Stored data entries:
▬▬▬

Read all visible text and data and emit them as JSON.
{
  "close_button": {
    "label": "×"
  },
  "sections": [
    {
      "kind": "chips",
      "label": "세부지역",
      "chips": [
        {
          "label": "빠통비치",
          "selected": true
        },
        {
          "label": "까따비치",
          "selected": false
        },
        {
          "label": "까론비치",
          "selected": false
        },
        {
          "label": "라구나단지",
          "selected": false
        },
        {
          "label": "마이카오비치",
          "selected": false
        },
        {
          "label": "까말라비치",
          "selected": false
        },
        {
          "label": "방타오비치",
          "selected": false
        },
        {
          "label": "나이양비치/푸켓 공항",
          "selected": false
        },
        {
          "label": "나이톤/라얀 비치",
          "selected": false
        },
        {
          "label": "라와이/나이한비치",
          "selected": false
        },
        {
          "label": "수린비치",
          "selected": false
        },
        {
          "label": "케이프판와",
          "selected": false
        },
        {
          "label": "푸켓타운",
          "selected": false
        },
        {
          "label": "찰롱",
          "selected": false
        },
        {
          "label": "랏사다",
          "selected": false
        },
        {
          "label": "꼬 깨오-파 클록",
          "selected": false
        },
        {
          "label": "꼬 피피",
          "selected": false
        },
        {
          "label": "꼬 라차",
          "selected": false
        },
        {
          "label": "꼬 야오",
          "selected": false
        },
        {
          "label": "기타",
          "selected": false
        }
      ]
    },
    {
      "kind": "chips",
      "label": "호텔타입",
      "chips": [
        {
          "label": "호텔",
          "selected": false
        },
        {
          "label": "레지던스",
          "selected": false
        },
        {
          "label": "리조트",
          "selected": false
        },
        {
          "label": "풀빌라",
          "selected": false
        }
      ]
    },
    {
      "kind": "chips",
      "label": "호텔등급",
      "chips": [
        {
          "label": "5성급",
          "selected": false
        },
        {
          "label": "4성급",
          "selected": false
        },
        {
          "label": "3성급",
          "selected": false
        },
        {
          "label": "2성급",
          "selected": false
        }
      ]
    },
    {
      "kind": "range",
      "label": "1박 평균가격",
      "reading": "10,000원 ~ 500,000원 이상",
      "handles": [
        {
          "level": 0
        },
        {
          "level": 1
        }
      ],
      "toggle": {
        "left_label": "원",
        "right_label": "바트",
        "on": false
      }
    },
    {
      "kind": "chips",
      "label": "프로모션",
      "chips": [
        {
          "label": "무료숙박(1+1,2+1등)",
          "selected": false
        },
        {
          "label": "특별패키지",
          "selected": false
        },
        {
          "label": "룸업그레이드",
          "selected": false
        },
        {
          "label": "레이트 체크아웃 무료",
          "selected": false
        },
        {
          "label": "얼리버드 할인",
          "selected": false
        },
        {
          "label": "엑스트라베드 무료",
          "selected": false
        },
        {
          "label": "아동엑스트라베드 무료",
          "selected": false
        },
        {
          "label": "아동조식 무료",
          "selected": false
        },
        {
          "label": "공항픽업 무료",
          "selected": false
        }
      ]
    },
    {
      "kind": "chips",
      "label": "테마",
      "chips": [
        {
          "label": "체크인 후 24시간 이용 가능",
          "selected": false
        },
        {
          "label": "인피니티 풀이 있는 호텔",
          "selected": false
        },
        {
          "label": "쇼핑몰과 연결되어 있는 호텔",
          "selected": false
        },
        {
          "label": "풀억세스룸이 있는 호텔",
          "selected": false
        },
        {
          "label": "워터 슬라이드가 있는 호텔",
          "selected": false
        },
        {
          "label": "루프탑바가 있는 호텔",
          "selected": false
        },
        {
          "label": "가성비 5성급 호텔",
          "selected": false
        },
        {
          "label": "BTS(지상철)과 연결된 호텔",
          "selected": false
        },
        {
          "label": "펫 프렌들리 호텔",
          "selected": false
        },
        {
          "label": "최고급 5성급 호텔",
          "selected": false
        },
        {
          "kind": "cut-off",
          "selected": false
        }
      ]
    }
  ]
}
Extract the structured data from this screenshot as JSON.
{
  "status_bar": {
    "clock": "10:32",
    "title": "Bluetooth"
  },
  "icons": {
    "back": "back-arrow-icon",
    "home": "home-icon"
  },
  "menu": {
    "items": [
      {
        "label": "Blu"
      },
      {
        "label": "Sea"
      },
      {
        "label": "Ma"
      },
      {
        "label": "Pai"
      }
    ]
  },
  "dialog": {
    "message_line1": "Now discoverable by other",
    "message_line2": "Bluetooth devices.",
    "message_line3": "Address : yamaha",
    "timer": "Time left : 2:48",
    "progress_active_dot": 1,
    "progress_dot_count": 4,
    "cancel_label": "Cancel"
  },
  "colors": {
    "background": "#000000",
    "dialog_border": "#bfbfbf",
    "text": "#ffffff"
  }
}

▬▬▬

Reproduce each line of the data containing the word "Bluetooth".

Worked solution =>
    "title": "Bluetooth"
    "message_line2": "Bluetooth devices.",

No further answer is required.